** Opening THE DATA block **
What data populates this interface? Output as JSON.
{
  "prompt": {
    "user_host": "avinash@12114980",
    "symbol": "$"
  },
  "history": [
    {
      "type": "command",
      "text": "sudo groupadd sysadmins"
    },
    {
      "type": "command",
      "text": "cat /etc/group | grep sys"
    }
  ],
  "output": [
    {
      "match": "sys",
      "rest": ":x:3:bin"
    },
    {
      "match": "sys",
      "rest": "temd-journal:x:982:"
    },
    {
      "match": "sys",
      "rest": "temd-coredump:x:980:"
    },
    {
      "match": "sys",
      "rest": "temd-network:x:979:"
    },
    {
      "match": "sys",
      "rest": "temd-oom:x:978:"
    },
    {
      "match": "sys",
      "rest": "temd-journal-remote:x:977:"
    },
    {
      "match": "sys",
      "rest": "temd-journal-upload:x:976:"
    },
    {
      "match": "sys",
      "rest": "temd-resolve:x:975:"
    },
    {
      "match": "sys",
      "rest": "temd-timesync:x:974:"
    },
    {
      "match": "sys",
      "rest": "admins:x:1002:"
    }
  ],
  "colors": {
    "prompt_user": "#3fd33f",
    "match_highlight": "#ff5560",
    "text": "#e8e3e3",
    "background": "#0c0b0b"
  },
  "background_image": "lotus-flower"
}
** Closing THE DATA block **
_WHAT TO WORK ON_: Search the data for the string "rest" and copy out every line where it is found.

_TASK SOLUTION_:
      "rest": ":x:3:bin"
      "rest": "temd-journal:x:982:"
      "rest": "temd-coredump:x:980:"
      "rest": "temd-network:x:979:"
      "rest": "temd-oom:x:978:"
      "rest": "temd-journal-remote:x:977:"
      "rest": "temd-journal-upload:x:976:"
      "rest": "temd-resolve:x:975:"
      "rest": "temd-timesync:x:974:"
      "rest": "admins:x:1002:"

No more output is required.